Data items
--- START ---

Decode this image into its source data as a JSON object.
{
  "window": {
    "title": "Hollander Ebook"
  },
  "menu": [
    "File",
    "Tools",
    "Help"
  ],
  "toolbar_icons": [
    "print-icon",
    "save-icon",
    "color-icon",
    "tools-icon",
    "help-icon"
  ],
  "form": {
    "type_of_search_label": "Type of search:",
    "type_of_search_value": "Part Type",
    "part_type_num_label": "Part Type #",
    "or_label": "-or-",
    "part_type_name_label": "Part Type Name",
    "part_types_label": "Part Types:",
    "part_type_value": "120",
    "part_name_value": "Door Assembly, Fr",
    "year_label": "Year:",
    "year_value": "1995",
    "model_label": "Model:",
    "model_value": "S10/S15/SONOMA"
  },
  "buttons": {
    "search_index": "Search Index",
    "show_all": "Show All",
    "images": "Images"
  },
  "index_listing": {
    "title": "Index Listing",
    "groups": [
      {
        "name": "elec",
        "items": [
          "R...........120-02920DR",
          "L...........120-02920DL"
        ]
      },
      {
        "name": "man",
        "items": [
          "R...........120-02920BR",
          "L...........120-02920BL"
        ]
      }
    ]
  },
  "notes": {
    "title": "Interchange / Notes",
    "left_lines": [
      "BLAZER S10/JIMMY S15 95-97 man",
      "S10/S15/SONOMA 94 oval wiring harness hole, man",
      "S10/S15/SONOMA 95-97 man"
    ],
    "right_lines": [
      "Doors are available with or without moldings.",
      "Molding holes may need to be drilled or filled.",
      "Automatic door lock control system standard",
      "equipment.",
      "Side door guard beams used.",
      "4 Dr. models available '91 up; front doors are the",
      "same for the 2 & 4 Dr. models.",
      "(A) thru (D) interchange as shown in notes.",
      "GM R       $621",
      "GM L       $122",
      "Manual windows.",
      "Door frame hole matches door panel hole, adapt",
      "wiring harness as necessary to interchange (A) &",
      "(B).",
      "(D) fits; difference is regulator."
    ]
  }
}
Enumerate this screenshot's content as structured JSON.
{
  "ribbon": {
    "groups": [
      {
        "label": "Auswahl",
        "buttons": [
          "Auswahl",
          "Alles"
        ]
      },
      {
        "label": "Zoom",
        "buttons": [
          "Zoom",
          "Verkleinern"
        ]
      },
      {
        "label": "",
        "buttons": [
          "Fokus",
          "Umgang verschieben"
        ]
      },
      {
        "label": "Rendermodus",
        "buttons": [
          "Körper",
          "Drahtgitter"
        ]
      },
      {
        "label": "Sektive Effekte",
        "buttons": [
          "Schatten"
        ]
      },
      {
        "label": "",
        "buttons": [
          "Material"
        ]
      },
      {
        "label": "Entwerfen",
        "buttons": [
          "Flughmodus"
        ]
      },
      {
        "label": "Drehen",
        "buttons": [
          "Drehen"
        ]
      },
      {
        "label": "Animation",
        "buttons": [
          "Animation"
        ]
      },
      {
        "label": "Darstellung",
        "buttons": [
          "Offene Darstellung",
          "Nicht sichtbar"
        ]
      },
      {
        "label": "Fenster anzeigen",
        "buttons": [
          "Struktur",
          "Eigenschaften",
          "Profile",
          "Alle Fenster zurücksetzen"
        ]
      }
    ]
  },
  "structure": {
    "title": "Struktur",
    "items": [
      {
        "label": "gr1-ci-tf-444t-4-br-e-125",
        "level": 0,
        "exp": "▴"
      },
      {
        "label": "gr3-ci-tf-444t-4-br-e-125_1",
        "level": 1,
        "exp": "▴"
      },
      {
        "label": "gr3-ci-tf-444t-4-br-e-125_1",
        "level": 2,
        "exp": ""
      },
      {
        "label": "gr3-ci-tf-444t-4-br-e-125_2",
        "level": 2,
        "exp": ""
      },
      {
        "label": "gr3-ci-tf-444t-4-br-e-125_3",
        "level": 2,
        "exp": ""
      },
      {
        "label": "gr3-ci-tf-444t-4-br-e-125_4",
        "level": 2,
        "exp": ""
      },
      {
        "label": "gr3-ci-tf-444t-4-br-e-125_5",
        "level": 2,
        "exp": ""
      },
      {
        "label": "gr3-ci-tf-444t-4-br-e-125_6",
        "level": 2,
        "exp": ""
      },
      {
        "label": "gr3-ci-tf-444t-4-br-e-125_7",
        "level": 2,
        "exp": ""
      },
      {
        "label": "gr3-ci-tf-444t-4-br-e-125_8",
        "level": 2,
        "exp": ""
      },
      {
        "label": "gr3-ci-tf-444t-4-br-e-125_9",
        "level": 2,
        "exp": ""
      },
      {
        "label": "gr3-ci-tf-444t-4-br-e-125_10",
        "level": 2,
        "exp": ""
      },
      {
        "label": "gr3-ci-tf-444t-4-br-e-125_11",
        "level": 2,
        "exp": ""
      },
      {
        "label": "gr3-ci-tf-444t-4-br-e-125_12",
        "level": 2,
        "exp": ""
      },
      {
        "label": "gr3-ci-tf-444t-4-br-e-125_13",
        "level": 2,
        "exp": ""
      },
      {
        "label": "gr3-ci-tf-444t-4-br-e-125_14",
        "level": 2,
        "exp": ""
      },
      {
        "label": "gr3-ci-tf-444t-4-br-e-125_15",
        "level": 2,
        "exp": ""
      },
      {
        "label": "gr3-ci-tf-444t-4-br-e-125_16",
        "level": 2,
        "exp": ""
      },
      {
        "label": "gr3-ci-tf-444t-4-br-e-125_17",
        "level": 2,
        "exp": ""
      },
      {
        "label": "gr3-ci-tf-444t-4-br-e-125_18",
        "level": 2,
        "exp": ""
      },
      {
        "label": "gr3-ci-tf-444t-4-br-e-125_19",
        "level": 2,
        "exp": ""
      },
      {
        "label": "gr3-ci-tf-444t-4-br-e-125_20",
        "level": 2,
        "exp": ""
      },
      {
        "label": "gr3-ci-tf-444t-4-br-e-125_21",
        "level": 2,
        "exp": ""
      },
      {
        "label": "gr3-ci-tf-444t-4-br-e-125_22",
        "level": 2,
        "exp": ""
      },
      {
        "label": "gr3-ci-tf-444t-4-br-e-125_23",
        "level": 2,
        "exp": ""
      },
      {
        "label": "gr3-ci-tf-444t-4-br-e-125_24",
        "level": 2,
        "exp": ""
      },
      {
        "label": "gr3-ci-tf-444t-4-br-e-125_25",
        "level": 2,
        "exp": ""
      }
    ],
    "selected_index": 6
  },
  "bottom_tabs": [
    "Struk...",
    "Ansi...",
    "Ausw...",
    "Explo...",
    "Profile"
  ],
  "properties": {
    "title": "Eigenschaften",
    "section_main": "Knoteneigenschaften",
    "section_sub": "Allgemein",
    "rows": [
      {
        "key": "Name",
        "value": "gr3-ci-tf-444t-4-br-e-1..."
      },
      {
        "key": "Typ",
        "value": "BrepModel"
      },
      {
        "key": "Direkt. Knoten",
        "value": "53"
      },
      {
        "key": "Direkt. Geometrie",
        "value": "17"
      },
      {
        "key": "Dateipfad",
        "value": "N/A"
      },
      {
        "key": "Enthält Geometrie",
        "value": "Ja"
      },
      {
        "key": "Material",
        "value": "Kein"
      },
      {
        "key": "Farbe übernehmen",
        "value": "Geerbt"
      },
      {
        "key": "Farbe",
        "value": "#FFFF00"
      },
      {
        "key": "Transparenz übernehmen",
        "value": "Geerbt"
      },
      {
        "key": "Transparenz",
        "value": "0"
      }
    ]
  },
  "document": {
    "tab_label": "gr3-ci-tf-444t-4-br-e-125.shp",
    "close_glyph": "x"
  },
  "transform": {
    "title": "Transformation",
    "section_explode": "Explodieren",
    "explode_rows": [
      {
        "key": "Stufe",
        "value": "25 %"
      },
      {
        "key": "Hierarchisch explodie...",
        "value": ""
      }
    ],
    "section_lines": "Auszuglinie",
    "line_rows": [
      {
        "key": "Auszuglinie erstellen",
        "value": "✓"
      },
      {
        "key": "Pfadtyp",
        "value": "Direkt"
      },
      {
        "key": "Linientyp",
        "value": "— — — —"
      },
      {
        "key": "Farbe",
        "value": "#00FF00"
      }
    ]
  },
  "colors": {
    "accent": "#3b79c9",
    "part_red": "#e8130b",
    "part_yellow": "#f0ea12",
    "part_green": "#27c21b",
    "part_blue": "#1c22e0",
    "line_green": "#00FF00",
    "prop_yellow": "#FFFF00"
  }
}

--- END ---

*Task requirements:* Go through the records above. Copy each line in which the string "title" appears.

*Expected answer:*
    "title": "Hollander Ebook"
    "title": "Index Listing",
    "title": "Interchange / Notes",
    "title": "Struktur",
    "title": "Eigenschaften",
    "title": "Transformation",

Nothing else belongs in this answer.